■ **Description of the task**
Only lines holding the string "image" are wanted; copy each one from the material.

[Start of section]

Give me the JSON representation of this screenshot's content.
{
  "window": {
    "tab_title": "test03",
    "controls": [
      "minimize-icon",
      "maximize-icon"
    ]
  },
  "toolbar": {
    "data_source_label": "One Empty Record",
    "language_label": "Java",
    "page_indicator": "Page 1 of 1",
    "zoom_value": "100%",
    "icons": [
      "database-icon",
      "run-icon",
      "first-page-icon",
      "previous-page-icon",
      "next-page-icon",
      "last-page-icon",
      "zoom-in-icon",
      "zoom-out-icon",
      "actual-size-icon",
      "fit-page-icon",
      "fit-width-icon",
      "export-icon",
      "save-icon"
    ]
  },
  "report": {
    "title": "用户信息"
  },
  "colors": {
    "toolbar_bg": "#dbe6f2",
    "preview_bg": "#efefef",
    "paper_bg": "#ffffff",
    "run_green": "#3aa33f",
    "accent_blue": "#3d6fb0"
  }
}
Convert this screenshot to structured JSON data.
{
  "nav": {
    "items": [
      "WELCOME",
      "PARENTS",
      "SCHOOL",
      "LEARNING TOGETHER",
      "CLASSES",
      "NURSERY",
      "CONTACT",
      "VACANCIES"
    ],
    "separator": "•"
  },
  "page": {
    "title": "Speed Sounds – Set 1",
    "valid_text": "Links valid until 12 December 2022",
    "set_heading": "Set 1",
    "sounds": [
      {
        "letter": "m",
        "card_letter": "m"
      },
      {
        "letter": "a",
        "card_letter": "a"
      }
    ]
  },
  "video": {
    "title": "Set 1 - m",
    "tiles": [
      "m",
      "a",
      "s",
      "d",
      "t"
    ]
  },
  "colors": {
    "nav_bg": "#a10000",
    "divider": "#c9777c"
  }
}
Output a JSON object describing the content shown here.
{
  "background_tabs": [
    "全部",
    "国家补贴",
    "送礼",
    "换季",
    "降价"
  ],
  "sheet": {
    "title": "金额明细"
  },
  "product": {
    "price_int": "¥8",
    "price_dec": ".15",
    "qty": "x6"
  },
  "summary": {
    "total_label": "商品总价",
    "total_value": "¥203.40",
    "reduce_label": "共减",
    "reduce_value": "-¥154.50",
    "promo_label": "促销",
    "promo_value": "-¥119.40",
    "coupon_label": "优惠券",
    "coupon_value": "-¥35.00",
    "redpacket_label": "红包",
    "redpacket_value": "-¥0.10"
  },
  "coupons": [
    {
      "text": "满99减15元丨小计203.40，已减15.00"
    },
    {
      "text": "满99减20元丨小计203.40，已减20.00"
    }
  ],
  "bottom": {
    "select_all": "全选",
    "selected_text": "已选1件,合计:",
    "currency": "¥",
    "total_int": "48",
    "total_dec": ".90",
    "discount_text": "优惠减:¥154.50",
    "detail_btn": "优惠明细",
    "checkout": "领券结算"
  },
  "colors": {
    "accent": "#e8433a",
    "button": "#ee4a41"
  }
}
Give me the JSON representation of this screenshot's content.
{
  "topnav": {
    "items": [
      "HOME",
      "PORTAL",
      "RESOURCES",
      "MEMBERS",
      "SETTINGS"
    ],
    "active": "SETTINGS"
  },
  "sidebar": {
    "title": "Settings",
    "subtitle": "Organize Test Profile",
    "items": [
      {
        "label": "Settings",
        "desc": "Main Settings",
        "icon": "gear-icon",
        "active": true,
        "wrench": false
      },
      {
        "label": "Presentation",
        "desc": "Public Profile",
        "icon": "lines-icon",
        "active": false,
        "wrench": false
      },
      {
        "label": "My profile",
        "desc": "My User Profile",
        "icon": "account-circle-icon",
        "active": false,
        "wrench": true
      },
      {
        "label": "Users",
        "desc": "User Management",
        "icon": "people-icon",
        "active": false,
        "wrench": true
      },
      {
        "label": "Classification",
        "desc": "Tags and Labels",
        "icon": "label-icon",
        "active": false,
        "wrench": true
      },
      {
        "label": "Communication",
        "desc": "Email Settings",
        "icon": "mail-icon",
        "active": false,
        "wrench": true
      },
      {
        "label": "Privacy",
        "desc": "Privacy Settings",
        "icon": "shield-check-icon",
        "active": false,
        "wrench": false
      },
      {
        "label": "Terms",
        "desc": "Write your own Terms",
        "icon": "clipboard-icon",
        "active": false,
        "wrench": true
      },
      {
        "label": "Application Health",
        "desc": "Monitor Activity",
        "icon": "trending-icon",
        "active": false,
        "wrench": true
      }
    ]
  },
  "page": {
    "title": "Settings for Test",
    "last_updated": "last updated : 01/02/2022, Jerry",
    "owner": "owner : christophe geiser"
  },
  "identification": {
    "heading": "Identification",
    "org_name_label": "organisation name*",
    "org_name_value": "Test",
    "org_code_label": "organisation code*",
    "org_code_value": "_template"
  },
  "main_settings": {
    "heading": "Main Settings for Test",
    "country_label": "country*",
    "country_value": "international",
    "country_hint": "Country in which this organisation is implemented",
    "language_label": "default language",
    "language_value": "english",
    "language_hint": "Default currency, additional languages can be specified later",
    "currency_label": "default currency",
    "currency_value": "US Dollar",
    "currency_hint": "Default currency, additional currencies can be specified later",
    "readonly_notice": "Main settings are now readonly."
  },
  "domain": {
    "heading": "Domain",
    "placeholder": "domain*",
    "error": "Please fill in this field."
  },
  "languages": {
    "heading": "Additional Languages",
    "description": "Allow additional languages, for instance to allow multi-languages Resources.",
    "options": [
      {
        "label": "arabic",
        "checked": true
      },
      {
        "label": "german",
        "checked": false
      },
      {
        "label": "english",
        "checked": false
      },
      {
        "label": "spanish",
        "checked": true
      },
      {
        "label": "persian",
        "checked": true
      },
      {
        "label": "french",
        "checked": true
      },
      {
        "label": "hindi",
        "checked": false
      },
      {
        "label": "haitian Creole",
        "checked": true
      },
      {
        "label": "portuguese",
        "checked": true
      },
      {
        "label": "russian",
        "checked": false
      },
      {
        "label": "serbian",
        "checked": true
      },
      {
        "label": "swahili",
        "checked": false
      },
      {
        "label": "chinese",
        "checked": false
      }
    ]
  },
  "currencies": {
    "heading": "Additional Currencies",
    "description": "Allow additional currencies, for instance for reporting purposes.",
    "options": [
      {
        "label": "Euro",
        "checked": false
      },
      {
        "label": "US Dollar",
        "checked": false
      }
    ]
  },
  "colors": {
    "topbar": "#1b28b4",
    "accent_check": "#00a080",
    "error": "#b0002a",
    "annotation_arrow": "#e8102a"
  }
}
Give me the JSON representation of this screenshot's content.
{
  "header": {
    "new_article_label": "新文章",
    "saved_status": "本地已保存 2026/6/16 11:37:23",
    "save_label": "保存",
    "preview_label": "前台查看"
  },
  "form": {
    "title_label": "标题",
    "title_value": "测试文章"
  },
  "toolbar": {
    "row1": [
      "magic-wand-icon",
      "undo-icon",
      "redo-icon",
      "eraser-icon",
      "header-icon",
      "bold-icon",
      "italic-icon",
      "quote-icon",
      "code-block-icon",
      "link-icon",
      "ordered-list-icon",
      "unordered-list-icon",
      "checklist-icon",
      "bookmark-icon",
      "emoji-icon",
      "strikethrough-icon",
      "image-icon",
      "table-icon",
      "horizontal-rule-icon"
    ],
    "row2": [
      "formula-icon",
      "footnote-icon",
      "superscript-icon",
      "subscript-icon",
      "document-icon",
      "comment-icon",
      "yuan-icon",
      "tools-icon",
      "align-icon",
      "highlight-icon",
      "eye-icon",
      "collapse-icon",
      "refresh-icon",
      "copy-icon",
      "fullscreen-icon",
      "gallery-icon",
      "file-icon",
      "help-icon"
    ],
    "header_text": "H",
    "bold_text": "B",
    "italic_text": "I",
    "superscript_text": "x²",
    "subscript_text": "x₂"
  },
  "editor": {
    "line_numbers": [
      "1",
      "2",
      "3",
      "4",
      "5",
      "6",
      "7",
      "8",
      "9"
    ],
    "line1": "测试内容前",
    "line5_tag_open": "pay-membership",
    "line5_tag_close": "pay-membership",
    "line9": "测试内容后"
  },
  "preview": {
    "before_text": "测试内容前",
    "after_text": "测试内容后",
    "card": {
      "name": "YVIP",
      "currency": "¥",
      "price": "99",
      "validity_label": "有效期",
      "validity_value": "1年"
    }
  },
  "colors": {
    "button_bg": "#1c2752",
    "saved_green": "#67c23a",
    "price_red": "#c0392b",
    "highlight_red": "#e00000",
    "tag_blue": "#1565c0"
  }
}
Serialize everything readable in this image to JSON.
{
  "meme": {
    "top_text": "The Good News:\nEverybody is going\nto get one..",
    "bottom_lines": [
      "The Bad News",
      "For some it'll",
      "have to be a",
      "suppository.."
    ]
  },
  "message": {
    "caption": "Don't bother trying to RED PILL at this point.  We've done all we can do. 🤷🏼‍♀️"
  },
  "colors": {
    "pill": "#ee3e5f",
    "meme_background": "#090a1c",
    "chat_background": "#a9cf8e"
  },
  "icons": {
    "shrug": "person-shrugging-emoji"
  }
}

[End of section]

■ **Completed exercise**
      "image-icon",
Serialize everything readable in this image to JSON.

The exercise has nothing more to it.